(DATASET RECORDS)
-- Opening Marker --

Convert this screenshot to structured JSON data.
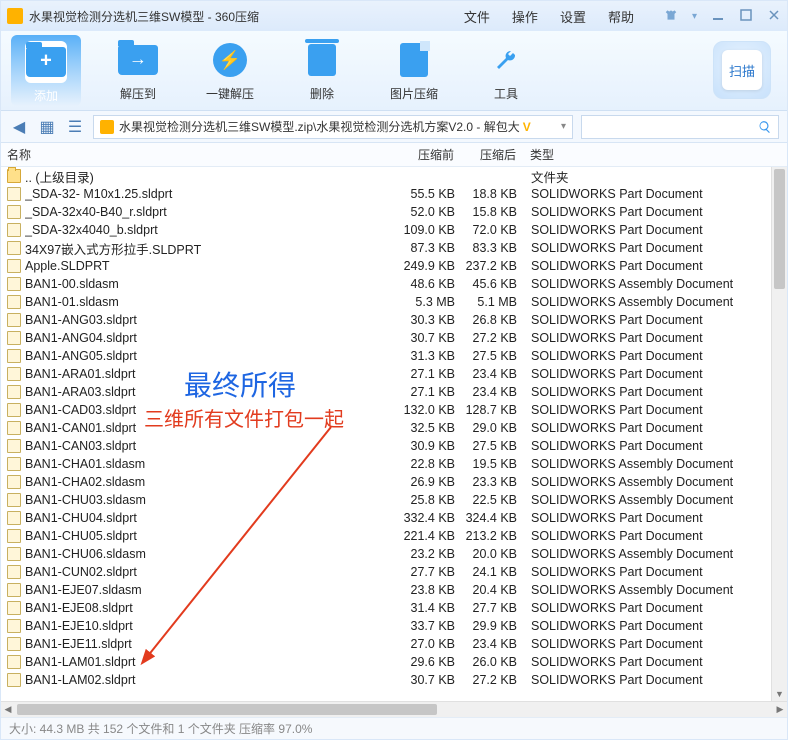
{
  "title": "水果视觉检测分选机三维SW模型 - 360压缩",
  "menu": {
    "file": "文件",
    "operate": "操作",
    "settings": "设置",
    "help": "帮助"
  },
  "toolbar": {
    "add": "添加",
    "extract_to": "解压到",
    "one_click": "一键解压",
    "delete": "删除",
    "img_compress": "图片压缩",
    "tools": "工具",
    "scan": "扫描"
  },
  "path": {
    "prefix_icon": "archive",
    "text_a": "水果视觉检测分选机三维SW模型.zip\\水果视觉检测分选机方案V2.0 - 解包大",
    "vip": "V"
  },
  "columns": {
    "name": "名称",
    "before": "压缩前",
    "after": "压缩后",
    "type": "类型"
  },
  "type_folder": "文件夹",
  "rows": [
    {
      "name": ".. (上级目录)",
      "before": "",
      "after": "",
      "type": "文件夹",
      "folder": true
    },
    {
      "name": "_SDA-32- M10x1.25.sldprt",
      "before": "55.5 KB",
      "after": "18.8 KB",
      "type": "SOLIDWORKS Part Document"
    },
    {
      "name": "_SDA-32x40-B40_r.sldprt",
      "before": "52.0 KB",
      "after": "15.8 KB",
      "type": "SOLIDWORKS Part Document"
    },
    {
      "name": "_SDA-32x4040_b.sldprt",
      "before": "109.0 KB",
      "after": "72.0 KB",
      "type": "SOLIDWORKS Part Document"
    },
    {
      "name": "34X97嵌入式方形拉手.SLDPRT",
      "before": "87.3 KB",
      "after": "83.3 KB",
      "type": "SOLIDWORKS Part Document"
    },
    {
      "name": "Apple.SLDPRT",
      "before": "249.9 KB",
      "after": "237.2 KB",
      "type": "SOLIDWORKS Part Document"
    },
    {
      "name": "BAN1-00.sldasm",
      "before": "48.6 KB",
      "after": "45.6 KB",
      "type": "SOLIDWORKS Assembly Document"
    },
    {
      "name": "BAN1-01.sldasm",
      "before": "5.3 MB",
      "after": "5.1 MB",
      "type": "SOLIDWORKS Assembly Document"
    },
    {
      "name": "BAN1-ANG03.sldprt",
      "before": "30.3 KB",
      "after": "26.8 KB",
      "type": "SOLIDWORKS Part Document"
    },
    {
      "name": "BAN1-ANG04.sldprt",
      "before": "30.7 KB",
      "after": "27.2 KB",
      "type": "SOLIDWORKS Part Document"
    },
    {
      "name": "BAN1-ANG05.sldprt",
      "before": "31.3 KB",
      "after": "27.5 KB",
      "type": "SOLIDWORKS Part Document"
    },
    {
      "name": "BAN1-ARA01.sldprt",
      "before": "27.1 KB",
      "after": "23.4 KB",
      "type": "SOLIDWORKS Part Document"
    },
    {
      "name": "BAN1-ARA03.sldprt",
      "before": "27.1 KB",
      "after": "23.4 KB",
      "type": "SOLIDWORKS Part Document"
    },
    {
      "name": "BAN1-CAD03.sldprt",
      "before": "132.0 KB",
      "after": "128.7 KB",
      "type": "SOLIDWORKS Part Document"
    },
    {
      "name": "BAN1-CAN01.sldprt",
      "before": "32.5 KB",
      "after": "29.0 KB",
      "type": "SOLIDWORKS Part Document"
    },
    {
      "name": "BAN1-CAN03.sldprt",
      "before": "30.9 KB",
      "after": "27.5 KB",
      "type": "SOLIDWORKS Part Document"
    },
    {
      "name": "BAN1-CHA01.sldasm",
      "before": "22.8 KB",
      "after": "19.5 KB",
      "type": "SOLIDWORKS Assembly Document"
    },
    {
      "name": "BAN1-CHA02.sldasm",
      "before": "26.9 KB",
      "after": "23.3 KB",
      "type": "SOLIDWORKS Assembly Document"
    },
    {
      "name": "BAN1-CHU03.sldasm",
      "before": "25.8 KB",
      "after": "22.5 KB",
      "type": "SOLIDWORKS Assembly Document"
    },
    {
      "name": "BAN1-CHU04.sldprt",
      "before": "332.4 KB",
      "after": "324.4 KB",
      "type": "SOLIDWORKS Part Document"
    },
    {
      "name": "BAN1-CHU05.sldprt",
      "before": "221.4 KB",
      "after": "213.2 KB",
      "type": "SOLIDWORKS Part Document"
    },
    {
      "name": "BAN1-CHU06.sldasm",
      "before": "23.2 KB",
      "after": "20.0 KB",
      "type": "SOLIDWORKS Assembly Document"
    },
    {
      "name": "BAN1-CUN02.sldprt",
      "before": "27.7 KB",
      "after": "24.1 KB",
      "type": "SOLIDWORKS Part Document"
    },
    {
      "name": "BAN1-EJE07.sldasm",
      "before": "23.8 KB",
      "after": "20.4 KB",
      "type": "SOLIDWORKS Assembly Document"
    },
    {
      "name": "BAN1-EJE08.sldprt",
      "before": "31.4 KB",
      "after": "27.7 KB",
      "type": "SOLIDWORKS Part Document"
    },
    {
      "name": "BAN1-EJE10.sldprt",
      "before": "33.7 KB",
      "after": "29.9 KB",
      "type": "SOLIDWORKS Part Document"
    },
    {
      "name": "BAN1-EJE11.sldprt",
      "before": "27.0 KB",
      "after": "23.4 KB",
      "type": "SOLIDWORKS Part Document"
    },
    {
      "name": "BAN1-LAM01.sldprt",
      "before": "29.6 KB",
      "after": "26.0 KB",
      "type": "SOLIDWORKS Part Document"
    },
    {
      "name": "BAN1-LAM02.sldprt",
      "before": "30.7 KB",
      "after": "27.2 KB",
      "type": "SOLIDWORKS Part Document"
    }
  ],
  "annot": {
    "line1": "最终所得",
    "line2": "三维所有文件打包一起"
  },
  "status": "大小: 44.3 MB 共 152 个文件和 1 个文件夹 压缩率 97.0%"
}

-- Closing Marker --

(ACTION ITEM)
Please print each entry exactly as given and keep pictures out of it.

(ANSWER SECTION)
Convert this screenshot to structured JSON data.
{
  "title": "水果视觉检测分选机三维SW模型 - 360压缩",
  "menu": {
    "file": "文件",
    "operate": "操作",
    "settings": "设置",
    "help": "帮助"
  },
  "toolbar": {
    "add": "添加",
    "extract_to": "解压到",
    "one_click": "一键解压",
    "delete": "删除",
    "img_compress": "图片压缩",
    "tools": "工具",
    "scan": "扫描"
  },
  "path": {
    "prefix_icon": "archive",
    "text_a": "水果视觉检测分选机三维SW模型.zip\\水果视觉检测分选机方案V2.0 - 解包大",
    "vip": "V"
  },
  "columns": {
    "name": "名称",
    "before": "压缩前",
    "after": "压缩后",
    "type": "类型"
  },
  "type_folder": "文件夹",
  "rows": [
    {
      "name": ".. (上级目录)",
      "before": "",
      "after": "",
      "type": "文件夹",
      "folder": true
    },
    {
      "name": "_SDA-32- M10x1.25.sldprt",
      "before": "55.5 KB",
      "after": "18.8 KB",
      "type": "SOLIDWORKS Part Document"
    },
    {
      "name": "_SDA-32x40-B40_r.sldprt",
      "before": "52.0 KB",
      "after": "15.8 KB",
      "type": "SOLIDWORKS Part Document"
    },
    {
      "name": "_SDA-32x4040_b.sldprt",
      "before": "109.0 KB",
      "after": "72.0 KB",
      "type": "SOLIDWORKS Part Document"
    },
    {
      "name": "34X97嵌入式方形拉手.SLDPRT",
      "before": "87.3 KB",
      "after": "83.3 KB",
      "type": "SOLIDWORKS Part Document"
    },
    {
      "name": "Apple.SLDPRT",
      "before": "249.9 KB",
      "after": "237.2 KB",
      "type": "SOLIDWORKS Part Document"
    },
    {
      "name": "BAN1-00.sldasm",
      "before": "48.6 KB",
      "after": "45.6 KB",
      "type": "SOLIDWORKS Assembly Document"
    },
    {
      "name": "BAN1-01.sldasm",
      "before": "5.3 MB",
      "after": "5.1 MB",
      "type": "SOLIDWORKS Assembly Document"
    },
    {
      "name": "BAN1-ANG03.sldprt",
      "before": "30.3 KB",
      "after": "26.8 KB",
      "type": "SOLIDWORKS Part Document"
    },
    {
      "name": "BAN1-ANG04.sldprt",
      "before": "30.7 KB",
      "after": "27.2 KB",
      "type": "SOLIDWORKS Part Document"
    },
    {
      "name": "BAN1-ANG05.sldprt",
      "before": "31.3 KB",
      "after": "27.5 KB",
      "type": "SOLIDWORKS Part Document"
    },
    {
      "name": "BAN1-ARA01.sldprt",
      "before": "27.1 KB",
      "after": "23.4 KB",
      "type": "SOLIDWORKS Part Document"
    },
    {
      "name": "BAN1-ARA03.sldprt",
      "before": "27.1 KB",
      "after": "23.4 KB",
      "type": "SOLIDWORKS Part Document"
    },
    {
      "name": "BAN1-CAD03.sldprt",
      "before": "132.0 KB",
      "after": "128.7 KB",
      "type": "SOLIDWORKS Part Document"
    },
    {
      "name": "BAN1-CAN01.sldprt",
      "before": "32.5 KB",
      "after": "29.0 KB",
      "type": "SOLIDWORKS Part Document"
    },
    {
      "name": "BAN1-CAN03.sldprt",
      "before": "30.9 KB",
      "after": "27.5 KB",
      "type": "SOLIDWORKS Part Document"
    },
    {
      "name": "BAN1-CHA01.sldasm",
      "before": "22.8 KB",
      "after": "19.5 KB",
      "type": "SOLIDWORKS Assembly Document"
    },
    {
      "name": "BAN1-CHA02.sldasm",
      "before": "26.9 KB",
      "after": "23.3 KB",
      "type": "SOLIDWORKS Assembly Document"
    },
    {
      "name": "BAN1-CHU03.sldasm",
      "before": "25.8 KB",
      "after": "22.5 KB",
      "type": "SOLIDWORKS Assembly Document"
    },
    {
      "name": "BAN1-CHU04.sldprt",
      "before": "332.4 KB",
      "after": "324.4 KB",
      "type": "SOLIDWORKS Part Document"
    },
    {
      "name": "BAN1-CHU05.sldprt",
      "before": "221.4 KB",
      "after": "213.2 KB",
      "type": "SOLIDWORKS Part Document"
    },
    {
      "name": "BAN1-CHU06.sldasm",
      "before": "23.2 KB",
      "after": "20.0 KB",
      "type": "SOLIDWORKS Assembly Document"
    },
    {
      "name": "BAN1-CUN02.sldprt",
      "before": "27.7 KB",
      "after": "24.1 KB",
      "type": "SOLIDWORKS Part Document"
    },
    {
      "name": "BAN1-EJE07.sldasm",
      "before": "23.8 KB",
      "after": "20.4 KB",
      "type": "SOLIDWORKS Assembly Document"
    },
    {
      "name": "BAN1-EJE08.sldprt",
      "before": "31.4 KB",
      "after": "27.7 KB",
      "type": "SOLIDWORKS Part Document"
    },
    {
      "name": "BAN1-EJE10.sldprt",
      "before": "33.7 KB",
      "after": "29.9 KB",
      "type": "SOLIDWORKS Part Document"
    },
    {
      "name": "BAN1-EJE11.sldprt",
      "before": "27.0 KB",
      "after": "23.4 KB",
      "type": "SOLIDWORKS Part Document"
    },
    {
      "name": "BAN1-LAM01.sldprt",
      "before": "29.6 KB",
      "after": "26.0 KB",
      "type": "SOLIDWORKS Part Document"
    },
    {
      "name": "BAN1-LAM02.sldprt",
      "before": "30.7 KB",
      "after": "27.2 KB",
      "type": "SOLIDWORKS Part Document"
    }
  ],
  "annot": {
    "line1": "最终所得",
    "line2": "三维所有文件打包一起"
  },
  "status": "大小: 44.3 MB 共 152 个文件和 1 个文件夹 压缩率 97.0%"
}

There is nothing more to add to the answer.